▸ **ACTION ITEM**
Locate each line in the records containing "JSON". Copy it.

---------- SUPPLIED INFORMATION ----------

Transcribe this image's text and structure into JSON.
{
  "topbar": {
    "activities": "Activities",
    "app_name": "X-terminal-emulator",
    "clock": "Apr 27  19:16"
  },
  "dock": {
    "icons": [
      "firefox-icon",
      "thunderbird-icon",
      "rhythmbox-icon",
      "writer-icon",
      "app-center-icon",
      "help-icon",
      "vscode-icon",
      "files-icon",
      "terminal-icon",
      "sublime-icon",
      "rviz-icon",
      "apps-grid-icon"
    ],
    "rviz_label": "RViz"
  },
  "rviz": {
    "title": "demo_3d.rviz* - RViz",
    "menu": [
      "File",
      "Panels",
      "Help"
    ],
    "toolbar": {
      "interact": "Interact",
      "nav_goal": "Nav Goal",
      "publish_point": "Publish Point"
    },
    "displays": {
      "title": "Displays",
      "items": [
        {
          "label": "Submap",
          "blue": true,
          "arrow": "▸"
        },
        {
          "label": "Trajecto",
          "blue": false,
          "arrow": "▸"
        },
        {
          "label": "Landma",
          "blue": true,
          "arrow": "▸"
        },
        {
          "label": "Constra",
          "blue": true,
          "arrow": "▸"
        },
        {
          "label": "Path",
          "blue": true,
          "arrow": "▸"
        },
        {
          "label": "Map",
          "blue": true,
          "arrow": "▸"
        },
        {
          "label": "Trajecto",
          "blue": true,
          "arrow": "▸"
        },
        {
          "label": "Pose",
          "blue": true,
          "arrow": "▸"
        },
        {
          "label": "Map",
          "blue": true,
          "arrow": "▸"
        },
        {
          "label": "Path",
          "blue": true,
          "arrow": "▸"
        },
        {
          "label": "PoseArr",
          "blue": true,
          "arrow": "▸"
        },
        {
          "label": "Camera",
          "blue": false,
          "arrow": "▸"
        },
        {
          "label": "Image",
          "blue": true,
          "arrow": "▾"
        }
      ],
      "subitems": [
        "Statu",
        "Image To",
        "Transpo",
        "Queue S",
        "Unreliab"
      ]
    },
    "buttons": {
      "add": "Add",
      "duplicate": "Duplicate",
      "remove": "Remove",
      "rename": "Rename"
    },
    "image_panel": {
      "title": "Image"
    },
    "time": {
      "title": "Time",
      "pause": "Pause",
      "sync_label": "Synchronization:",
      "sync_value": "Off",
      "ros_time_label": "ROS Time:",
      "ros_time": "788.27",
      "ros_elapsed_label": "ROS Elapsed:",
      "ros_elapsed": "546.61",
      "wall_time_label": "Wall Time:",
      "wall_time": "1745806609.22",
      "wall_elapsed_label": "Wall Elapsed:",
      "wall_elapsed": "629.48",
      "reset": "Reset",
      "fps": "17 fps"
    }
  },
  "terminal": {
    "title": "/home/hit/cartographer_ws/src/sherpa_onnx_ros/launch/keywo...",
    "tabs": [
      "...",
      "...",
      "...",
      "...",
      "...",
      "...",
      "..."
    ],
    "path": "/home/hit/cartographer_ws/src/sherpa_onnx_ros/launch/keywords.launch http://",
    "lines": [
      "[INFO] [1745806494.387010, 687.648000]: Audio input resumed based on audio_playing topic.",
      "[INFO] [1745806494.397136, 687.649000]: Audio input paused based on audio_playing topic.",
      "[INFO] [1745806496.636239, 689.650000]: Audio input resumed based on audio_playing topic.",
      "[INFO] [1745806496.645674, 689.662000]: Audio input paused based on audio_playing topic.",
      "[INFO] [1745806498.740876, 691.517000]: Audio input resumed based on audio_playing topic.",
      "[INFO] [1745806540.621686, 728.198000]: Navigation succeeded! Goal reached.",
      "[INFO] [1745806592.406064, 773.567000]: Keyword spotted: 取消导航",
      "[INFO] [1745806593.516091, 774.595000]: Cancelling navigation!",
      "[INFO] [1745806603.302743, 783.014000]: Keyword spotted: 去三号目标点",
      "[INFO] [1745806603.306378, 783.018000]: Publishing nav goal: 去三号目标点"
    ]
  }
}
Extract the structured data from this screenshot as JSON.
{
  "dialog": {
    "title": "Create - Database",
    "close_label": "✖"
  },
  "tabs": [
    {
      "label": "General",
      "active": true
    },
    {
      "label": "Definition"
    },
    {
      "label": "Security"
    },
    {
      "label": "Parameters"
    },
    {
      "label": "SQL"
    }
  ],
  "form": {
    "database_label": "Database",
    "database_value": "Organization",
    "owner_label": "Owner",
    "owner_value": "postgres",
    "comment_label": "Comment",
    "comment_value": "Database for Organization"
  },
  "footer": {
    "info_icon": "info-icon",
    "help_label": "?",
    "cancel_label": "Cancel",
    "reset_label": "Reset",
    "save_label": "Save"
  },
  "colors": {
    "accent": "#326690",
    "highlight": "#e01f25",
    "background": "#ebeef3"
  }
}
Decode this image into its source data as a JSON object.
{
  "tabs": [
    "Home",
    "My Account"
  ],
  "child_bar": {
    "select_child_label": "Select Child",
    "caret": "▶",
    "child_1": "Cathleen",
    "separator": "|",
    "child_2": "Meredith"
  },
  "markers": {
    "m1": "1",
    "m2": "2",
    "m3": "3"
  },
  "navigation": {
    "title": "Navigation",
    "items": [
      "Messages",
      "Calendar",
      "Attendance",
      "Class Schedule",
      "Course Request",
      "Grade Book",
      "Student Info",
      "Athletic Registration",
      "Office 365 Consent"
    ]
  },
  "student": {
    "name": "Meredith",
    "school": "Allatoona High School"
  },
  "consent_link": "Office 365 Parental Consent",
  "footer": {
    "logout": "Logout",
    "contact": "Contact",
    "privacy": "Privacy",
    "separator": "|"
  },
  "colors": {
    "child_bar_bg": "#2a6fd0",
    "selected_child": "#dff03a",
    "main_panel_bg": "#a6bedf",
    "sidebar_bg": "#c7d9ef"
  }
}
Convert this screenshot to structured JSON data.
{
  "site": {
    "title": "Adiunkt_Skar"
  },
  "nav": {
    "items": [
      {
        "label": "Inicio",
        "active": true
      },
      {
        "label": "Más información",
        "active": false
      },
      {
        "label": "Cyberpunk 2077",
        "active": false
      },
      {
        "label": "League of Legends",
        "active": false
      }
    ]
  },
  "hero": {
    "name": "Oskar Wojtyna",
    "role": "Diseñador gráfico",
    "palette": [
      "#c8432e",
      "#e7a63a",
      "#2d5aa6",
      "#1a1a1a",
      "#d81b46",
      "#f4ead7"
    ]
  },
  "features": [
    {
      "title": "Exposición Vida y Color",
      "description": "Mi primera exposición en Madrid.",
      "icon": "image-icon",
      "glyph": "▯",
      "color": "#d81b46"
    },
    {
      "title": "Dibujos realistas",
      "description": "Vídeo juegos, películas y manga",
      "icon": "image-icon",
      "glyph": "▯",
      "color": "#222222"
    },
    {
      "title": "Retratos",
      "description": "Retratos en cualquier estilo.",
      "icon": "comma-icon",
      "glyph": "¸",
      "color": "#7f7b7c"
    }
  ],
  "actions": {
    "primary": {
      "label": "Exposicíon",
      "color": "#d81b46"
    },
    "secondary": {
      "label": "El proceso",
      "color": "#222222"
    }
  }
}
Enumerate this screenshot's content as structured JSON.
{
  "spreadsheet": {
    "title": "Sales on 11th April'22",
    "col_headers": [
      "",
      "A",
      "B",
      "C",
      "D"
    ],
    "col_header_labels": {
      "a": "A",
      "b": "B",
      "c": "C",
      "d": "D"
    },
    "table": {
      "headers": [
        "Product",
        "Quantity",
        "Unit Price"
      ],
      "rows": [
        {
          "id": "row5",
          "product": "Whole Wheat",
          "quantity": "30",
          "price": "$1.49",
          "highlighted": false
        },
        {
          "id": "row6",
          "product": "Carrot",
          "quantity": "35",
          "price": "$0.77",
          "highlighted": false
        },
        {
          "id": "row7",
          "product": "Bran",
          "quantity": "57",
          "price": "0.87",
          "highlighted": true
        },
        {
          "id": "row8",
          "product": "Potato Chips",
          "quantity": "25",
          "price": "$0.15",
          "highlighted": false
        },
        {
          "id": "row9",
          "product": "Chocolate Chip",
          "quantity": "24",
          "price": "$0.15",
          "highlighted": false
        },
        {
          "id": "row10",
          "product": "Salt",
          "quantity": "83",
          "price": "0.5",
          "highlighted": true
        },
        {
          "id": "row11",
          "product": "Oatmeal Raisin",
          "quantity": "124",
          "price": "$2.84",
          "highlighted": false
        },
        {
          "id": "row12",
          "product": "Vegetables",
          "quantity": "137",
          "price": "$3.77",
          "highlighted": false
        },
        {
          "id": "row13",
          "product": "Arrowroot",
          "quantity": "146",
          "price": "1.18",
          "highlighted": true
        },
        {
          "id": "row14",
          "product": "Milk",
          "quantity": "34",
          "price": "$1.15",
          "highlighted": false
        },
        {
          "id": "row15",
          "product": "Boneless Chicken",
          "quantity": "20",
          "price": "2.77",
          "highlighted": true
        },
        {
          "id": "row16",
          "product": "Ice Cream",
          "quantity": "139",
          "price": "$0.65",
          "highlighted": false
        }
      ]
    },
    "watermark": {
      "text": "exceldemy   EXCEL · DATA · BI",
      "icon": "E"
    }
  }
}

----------

▸ **RESULT**
Transcribe this image's text and structure into JSON.
Extract the structured data from this screenshot as JSON.
Decode this image into its source data as a JSON object.
Convert this screenshot to structured JSON data.
Enumerate this screenshot's content as structured JSON.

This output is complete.